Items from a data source
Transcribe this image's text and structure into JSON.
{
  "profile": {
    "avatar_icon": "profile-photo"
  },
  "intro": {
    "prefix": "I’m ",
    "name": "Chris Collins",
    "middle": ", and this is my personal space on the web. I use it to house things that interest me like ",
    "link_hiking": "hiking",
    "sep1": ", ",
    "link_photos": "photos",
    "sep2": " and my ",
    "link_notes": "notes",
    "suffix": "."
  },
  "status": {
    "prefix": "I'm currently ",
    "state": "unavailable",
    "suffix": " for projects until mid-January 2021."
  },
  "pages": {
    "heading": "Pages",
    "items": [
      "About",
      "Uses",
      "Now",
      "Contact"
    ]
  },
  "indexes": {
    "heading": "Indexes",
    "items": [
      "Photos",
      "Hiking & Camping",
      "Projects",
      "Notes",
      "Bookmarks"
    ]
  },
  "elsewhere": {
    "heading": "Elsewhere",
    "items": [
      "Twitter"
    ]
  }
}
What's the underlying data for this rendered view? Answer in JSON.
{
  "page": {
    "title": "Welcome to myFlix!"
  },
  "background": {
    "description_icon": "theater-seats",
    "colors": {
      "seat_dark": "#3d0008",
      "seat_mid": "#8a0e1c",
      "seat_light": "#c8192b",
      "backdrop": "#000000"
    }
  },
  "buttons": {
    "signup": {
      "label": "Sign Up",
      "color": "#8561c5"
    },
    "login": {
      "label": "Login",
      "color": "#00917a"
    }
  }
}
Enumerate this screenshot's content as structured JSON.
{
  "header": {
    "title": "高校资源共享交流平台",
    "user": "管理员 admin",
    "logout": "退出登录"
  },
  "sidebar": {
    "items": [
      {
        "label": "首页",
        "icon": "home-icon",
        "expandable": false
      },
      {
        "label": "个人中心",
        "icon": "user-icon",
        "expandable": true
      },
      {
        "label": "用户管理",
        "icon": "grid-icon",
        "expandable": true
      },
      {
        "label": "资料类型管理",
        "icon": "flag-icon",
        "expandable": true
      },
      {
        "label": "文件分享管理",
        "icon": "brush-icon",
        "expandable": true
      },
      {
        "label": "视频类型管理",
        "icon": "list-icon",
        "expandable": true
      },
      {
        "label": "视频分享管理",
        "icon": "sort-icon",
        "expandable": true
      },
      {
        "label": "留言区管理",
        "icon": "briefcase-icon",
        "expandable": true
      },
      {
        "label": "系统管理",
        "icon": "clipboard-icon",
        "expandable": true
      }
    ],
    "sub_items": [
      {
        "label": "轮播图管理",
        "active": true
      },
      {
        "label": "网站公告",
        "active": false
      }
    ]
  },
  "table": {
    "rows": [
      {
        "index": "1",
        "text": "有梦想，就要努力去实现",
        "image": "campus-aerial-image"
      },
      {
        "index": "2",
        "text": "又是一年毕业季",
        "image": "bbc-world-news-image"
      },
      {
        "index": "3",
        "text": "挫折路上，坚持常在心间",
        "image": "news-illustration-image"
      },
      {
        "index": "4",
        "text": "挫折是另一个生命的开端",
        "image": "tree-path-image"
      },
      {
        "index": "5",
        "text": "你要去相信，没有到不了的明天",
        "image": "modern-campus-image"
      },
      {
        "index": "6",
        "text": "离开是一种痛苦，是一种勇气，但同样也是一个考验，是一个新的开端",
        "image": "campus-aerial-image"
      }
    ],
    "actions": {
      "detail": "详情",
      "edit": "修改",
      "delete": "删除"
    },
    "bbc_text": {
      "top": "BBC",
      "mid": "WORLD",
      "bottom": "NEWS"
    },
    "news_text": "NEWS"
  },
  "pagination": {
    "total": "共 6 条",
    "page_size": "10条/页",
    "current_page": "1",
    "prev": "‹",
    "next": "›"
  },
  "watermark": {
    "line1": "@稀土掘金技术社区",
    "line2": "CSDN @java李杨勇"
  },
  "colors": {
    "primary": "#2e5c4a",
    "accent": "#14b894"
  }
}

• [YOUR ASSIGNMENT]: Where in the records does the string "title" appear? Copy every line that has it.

• [WRITTEN SOLUTION]:
    "title": "Welcome to myFlix!"
    "title": "高校资源共享交流平台",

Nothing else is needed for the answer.